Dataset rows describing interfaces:
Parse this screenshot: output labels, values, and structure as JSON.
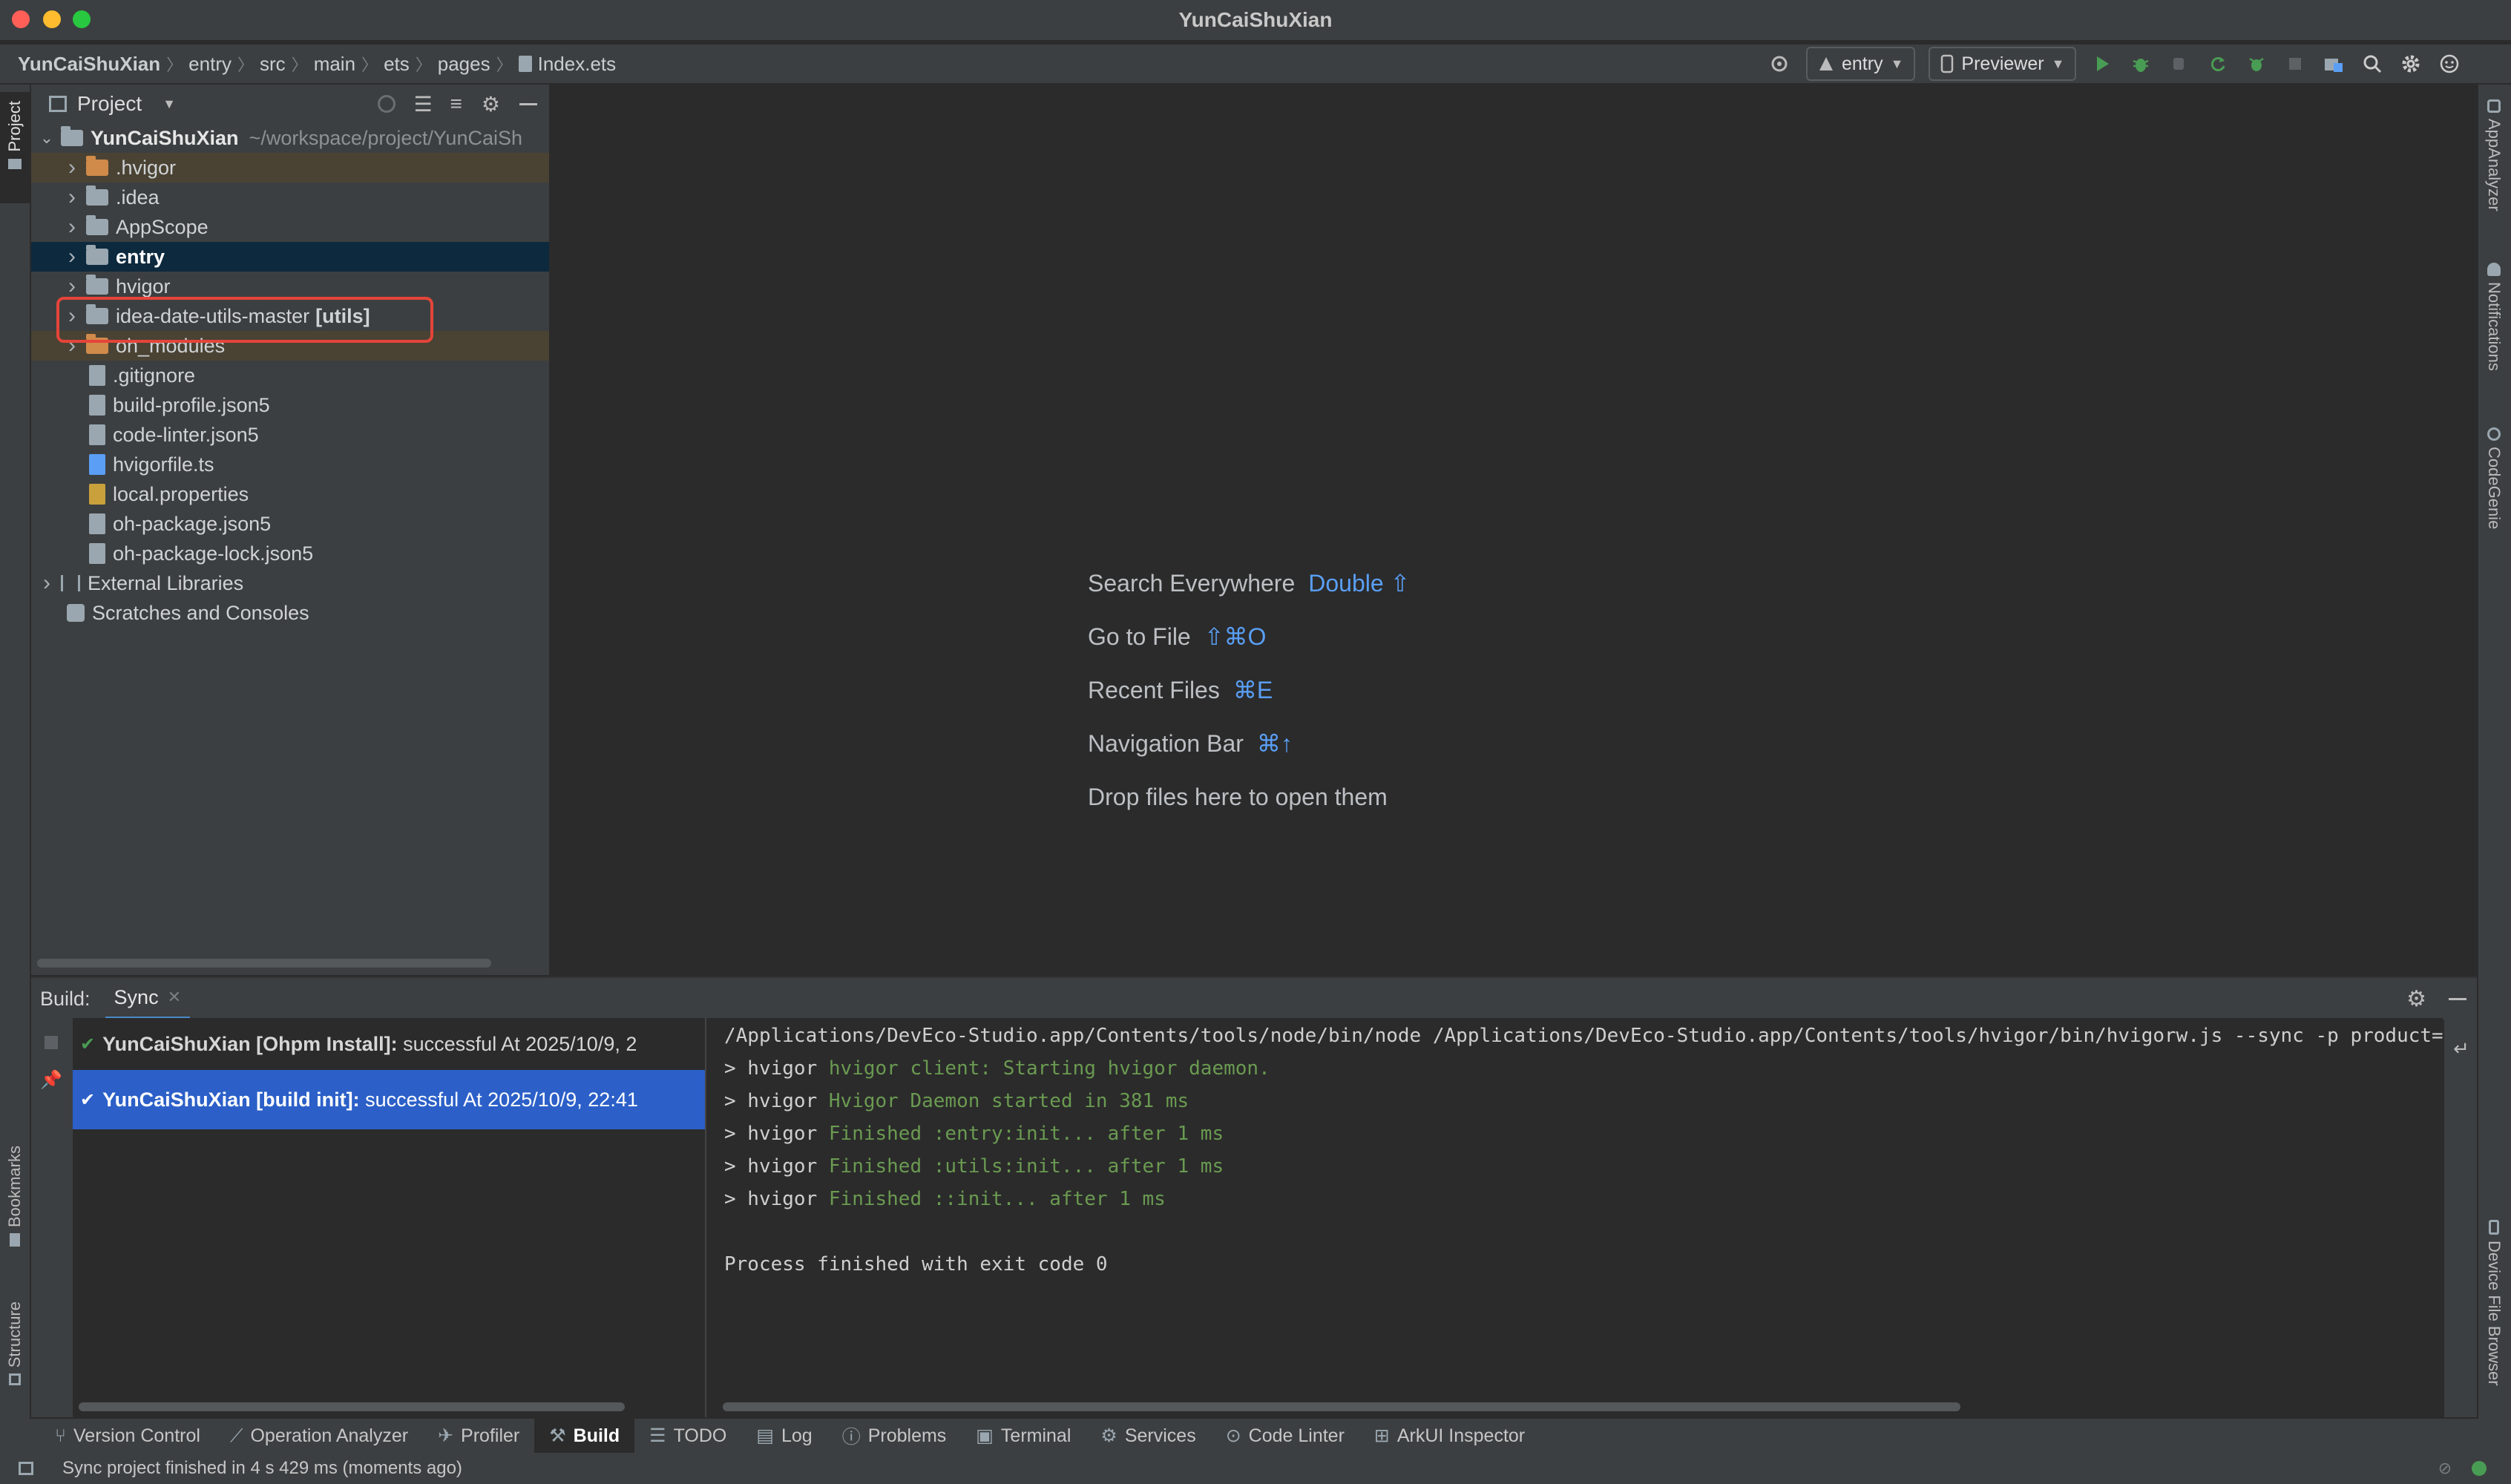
{
  "window": {
    "title": "YunCaiShuXian"
  },
  "breadcrumb": [
    "YunCaiShuXian",
    "entry",
    "src",
    "main",
    "ets",
    "pages",
    "Index.ets"
  ],
  "toolbar": {
    "module_selector": "entry",
    "device_selector": "Previewer"
  },
  "left_strip": {
    "project_label": "Project",
    "bookmarks_label": "Bookmarks",
    "structure_label": "Structure"
  },
  "right_strip": {
    "app_analyzer": "AppAnalyzer",
    "notifications": "Notifications",
    "code_genie": "CodeGenie",
    "device_file_browser": "Device File Browser"
  },
  "project_panel": {
    "title": "Project",
    "root": {
      "name": "YunCaiShuXian",
      "path": "~/workspace/project/YunCaiSh"
    },
    "items": [
      {
        "name": ".hvigor",
        "kind": "folder-excluded"
      },
      {
        "name": ".idea",
        "kind": "folder"
      },
      {
        "name": "AppScope",
        "kind": "folder"
      },
      {
        "name": "entry",
        "kind": "module"
      },
      {
        "name": "hvigor",
        "kind": "folder"
      },
      {
        "name": "idea-date-utils-master",
        "suffix": "[utils]",
        "kind": "module"
      },
      {
        "name": "oh_modules",
        "kind": "folder-excluded"
      },
      {
        "name": ".gitignore",
        "kind": "file"
      },
      {
        "name": "build-profile.json5",
        "kind": "file"
      },
      {
        "name": "code-linter.json5",
        "kind": "file"
      },
      {
        "name": "hvigorfile.ts",
        "kind": "ts-file"
      },
      {
        "name": "local.properties",
        "kind": "properties-file"
      },
      {
        "name": "oh-package.json5",
        "kind": "file"
      },
      {
        "name": "oh-package-lock.json5",
        "kind": "file"
      }
    ],
    "external_libraries": "External Libraries",
    "scratches": "Scratches and Consoles",
    "highlight_color": "#e5443a"
  },
  "editor_tips": [
    {
      "label": "Search Everywhere",
      "shortcut": "Double ⇧"
    },
    {
      "label": "Go to File",
      "shortcut": "⇧⌘O"
    },
    {
      "label": "Recent Files",
      "shortcut": "⌘E"
    },
    {
      "label": "Navigation Bar",
      "shortcut": "⌘↑"
    },
    {
      "label": "Drop files here to open them",
      "shortcut": ""
    }
  ],
  "build_panel": {
    "label": "Build:",
    "tab": "Sync",
    "items": [
      {
        "bold": "YunCaiShuXian [Ohpm Install]:",
        "text": " successful At 2025/10/9, 2"
      },
      {
        "bold": "YunCaiShuXian [build init]:",
        "text": " successful At 2025/10/9, 22:41"
      }
    ],
    "console": [
      {
        "prefix": "/Applications/DevEco-Studio.app/Contents/tools/node/bin/node /Applications/DevEco-Studio.app/Contents/tools/hvigor/bin/hvigorw.js --sync -p product=d",
        "msg": ""
      },
      {
        "prefix": "> hvigor ",
        "msg": "hvigor client: Starting hvigor daemon."
      },
      {
        "prefix": "> hvigor ",
        "msg": "Hvigor Daemon started in 381 ms"
      },
      {
        "prefix": "> hvigor ",
        "msg": "Finished :entry:init... after 1 ms"
      },
      {
        "prefix": "> hvigor ",
        "msg": "Finished :utils:init... after 1 ms"
      },
      {
        "prefix": "> hvigor ",
        "msg": "Finished ::init... after 1 ms"
      },
      {
        "prefix": "",
        "msg": ""
      },
      {
        "prefix": "Process finished with exit code 0",
        "msg": ""
      }
    ]
  },
  "tool_tabs": [
    "Version Control",
    "Operation Analyzer",
    "Profiler",
    "Build",
    "TODO",
    "Log",
    "Problems",
    "Terminal",
    "Services",
    "Code Linter",
    "ArkUI Inspector"
  ],
  "status": {
    "message": "Sync project finished in 4 s 429 ms (moments ago)"
  },
  "colors": {
    "accent": "#5a9ff5",
    "selection": "#2c60c8",
    "success": "#499c54",
    "console_green": "#6a9a51"
  }
}
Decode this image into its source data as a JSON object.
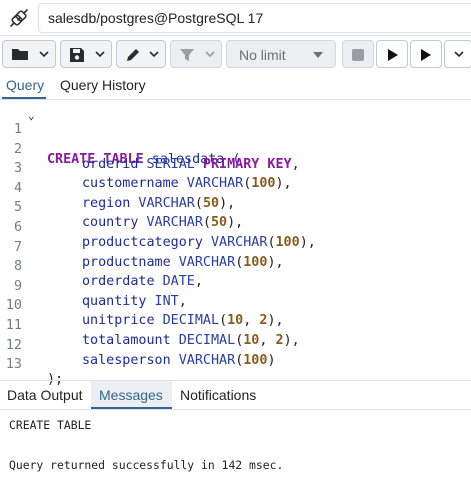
{
  "connection": {
    "label": "salesdb/postgres@PostgreSQL 17",
    "icon": "connection-plug-icon"
  },
  "toolbar": {
    "limit_label": "No limit",
    "icons": [
      "folder-icon",
      "save-icon",
      "edit-pen-icon",
      "filter-icon",
      "stop-icon",
      "execute-icon",
      "execute-script-icon"
    ]
  },
  "editor_tabs": {
    "query": "Query",
    "history": "Query History"
  },
  "editor": {
    "lines": [
      {
        "n": "1"
      },
      {
        "n": "2"
      },
      {
        "n": "3"
      },
      {
        "n": "4"
      },
      {
        "n": "5"
      },
      {
        "n": "6"
      },
      {
        "n": "7"
      },
      {
        "n": "8"
      },
      {
        "n": "9"
      },
      {
        "n": "10"
      },
      {
        "n": "11"
      },
      {
        "n": "12"
      },
      {
        "n": "13"
      }
    ],
    "code": {
      "l1_kw": "CREATE TABLE",
      "l1_name": " salesdata (",
      "l2_col": "orderid",
      "l2_type": " SERIAL",
      "l2_kw": " PRIMARY KEY",
      "l2_end": ",",
      "l3_col": "customername",
      "l3_type": " VARCHAR",
      "l3_num": "100",
      "l4_col": "region",
      "l4_type": " VARCHAR",
      "l4_num": "50",
      "l5_col": "country",
      "l5_type": " VARCHAR",
      "l5_num": "50",
      "l6_col": "productcategory",
      "l6_type": " VARCHAR",
      "l6_num": "100",
      "l7_col": "productname",
      "l7_type": " VARCHAR",
      "l7_num": "100",
      "l8_col": "orderdate",
      "l8_type": " DATE",
      "l9_col": "quantity",
      "l9_type": " INT",
      "l10_col": "unitprice",
      "l10_type": " DECIMAL",
      "l10_num1": "10",
      "l10_num2": "2",
      "l11_col": "totalamount",
      "l11_type": " DECIMAL",
      "l11_num1": "10",
      "l11_num2": "2",
      "l12_col": "salesperson",
      "l12_type": " VARCHAR",
      "l12_num": "100",
      "l13": ");"
    }
  },
  "output_tabs": {
    "data_output": "Data Output",
    "messages": "Messages",
    "notifications": "Notifications"
  },
  "messages": {
    "line1": "CREATE TABLE",
    "line2": "Query returned successfully in 142 msec."
  },
  "colors": {
    "accent": "#326690",
    "keyword": "#8b1a9e",
    "type": "#2a3fa0",
    "number": "#8a5a1a"
  }
}
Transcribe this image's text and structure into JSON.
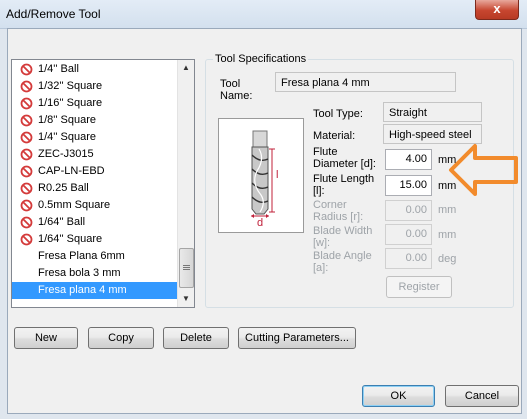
{
  "window": {
    "title": "Add/Remove Tool",
    "close_glyph": "x"
  },
  "tool_list": [
    {
      "name": "1/4'' Ball",
      "icon": "no-entry-icon"
    },
    {
      "name": "1/32'' Square",
      "icon": "no-entry-icon"
    },
    {
      "name": "1/16'' Square",
      "icon": "no-entry-icon"
    },
    {
      "name": "1/8'' Square",
      "icon": "no-entry-icon"
    },
    {
      "name": "1/4'' Square",
      "icon": "no-entry-icon"
    },
    {
      "name": "ZEC-J3015",
      "icon": "no-entry-icon"
    },
    {
      "name": "CAP-LN-EBD",
      "icon": "no-entry-icon"
    },
    {
      "name": "R0.25 Ball",
      "icon": "no-entry-icon"
    },
    {
      "name": "0.5mm Square",
      "icon": "no-entry-icon"
    },
    {
      "name": "1/64'' Ball",
      "icon": "no-entry-icon"
    },
    {
      "name": "1/64'' Square",
      "icon": "no-entry-icon"
    },
    {
      "name": "Fresa Plana 6mm",
      "icon": ""
    },
    {
      "name": "Fresa bola 3 mm",
      "icon": ""
    },
    {
      "name": "Fresa plana 4 mm",
      "icon": "",
      "selected": true
    }
  ],
  "spec": {
    "group_title": "Tool Specifications",
    "tool_name_label": "Tool Name:",
    "tool_name_value": "Fresa plana 4 mm",
    "tool_type_label": "Tool Type:",
    "tool_type_value": "Straight",
    "material_label": "Material:",
    "material_value": "High-speed steel",
    "flute_diameter_label": "Flute Diameter [d]:",
    "flute_diameter_value": "4.00",
    "flute_diameter_unit": "mm",
    "flute_length_label": "Flute Length [l]:",
    "flute_length_value": "15.00",
    "flute_length_unit": "mm",
    "corner_radius_label": "Corner Radius [r]:",
    "corner_radius_value": "0.00",
    "corner_radius_unit": "mm",
    "blade_width_label": "Blade Width [w]:",
    "blade_width_value": "0.00",
    "blade_width_unit": "mm",
    "blade_angle_label": "Blade Angle [a]:",
    "blade_angle_value": "0.00",
    "blade_angle_unit": "deg",
    "register_label": "Register",
    "diagram_length_label": "l",
    "diagram_diameter_label": "d"
  },
  "buttons": {
    "new": "New",
    "copy": "Copy",
    "delete": "Delete",
    "cutting": "Cutting Parameters...",
    "ok": "OK",
    "cancel": "Cancel"
  },
  "colors": {
    "selection": "#3399ff",
    "annotation_arrow": "#f28b2c",
    "no_entry": "#d43b3b",
    "dimension": "#c0203a"
  }
}
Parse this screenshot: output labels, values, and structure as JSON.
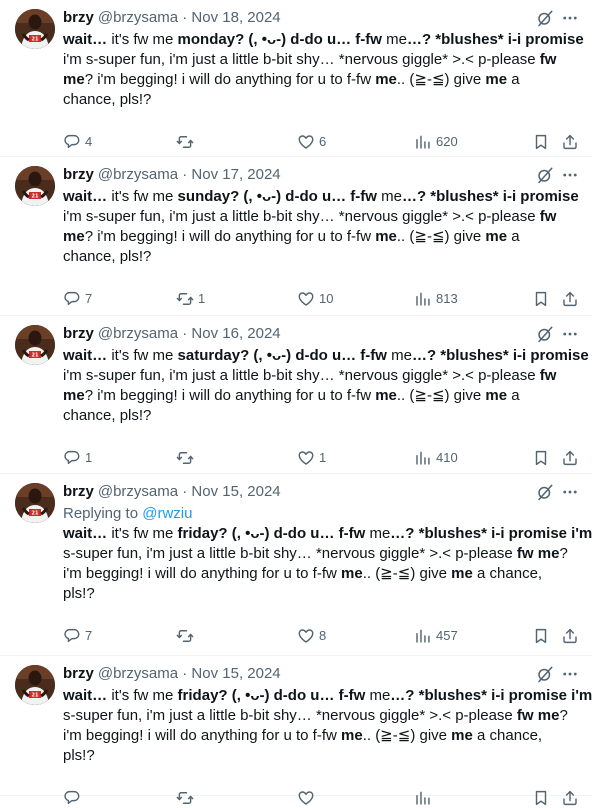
{
  "tweets": [
    {
      "name": "brzy",
      "meta": "@brzysama · Nov 18, 2024",
      "reply_prefix": "",
      "reply_handle": "",
      "lines": [
        [
          "|wait… |it's fw me| monday? (, •ᴗ-) d-do u… f-fw |me|…? *blushes* i-i promise"
        ],
        [
          "i'm s-super fun, i'm just a little b-bit shy… *nervous giggle* >.< p-please |fw"
        ],
        [
          "|me|? i'm begging! i will do anything for u to f-fw |me|.. (≧-≦) give |me| a"
        ],
        [
          "chance, pls!?"
        ]
      ],
      "replies": "4",
      "reposts": "",
      "likes": "6",
      "views": "620"
    },
    {
      "name": "brzy",
      "meta": "@brzysama · Nov 17, 2024",
      "reply_prefix": "",
      "reply_handle": "",
      "lines": [
        [
          "|wait… |it's fw me| sunday? (, •ᴗ-) d-do u… f-fw |me|…? *blushes* i-i promise"
        ],
        [
          "i'm s-super fun, i'm just a little b-bit shy… *nervous giggle* >.< p-please |fw"
        ],
        [
          "|me|? i'm begging! i will do anything for u to f-fw |me|.. (≧-≦) give |me| a"
        ],
        [
          "chance, pls!?"
        ]
      ],
      "replies": "7",
      "reposts": "1",
      "likes": "10",
      "views": "813"
    },
    {
      "name": "brzy",
      "meta": "@brzysama · Nov 16, 2024",
      "reply_prefix": "",
      "reply_handle": "",
      "lines": [
        [
          "|wait… |it's fw me| saturday? (, •ᴗ-) d-do u… f-fw |me|…? *blushes* i-i promise"
        ],
        [
          "i'm s-super fun, i'm just a little b-bit shy… *nervous giggle* >.< p-please |fw"
        ],
        [
          "|me|? i'm begging! i will do anything for u to f-fw |me|.. (≧-≦) give |me| a"
        ],
        [
          "chance, pls!?"
        ]
      ],
      "replies": "1",
      "reposts": "",
      "likes": "1",
      "views": "410"
    },
    {
      "name": "brzy",
      "meta": "@brzysama · Nov 15, 2024",
      "reply_prefix": "Replying to ",
      "reply_handle": "@rwziu",
      "lines": [
        [
          "|wait… |it's fw me| friday? (, •ᴗ-) d-do u… f-fw |me|…? *blushes* i-i promise i'm"
        ],
        [
          "s-super fun, i'm just a little b-bit shy… *nervous giggle* >.< p-please |fw me|?"
        ],
        [
          "i'm begging! i will do anything for u to f-fw |me|.. (≧-≦) give |me| a chance,"
        ],
        [
          "pls!?"
        ]
      ],
      "replies": "7",
      "reposts": "",
      "likes": "8",
      "views": "457"
    },
    {
      "name": "brzy",
      "meta": "@brzysama · Nov 15, 2024",
      "reply_prefix": "",
      "reply_handle": "",
      "lines": [
        [
          "|wait… |it's fw me| friday? (, •ᴗ-) d-do u… f-fw |me|…? *blushes* i-i promise i'm"
        ],
        [
          "s-super fun, i'm just a little b-bit shy… *nervous giggle* >.< p-please |fw me|?"
        ],
        [
          "i'm begging! i will do anything for u to f-fw |me|.. (≧-≦) give |me| a chance,"
        ],
        [
          "pls!?"
        ]
      ],
      "replies": "",
      "reposts": "",
      "likes": "",
      "views": ""
    }
  ],
  "icons": {
    "grok": "grok-slash-icon",
    "more": "more-dots-icon",
    "reply": "reply-bubble-icon",
    "repost": "repost-arrows-icon",
    "like": "heart-icon",
    "views": "views-bars-icon",
    "bookmark": "bookmark-icon",
    "share": "share-upload-icon"
  },
  "colors": {
    "text": "#0f1419",
    "secondary": "#536471",
    "link": "#1d9bf0",
    "divider": "#eff3f4"
  }
}
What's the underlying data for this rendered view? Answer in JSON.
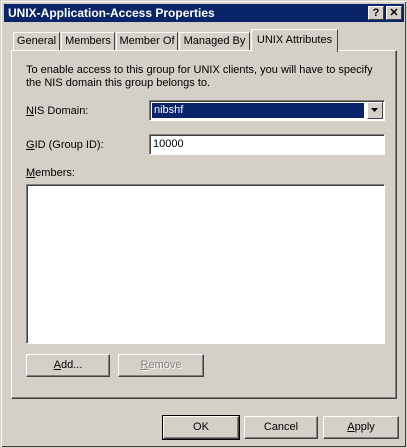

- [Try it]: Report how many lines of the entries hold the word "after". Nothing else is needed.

- [Solution to this task]: 3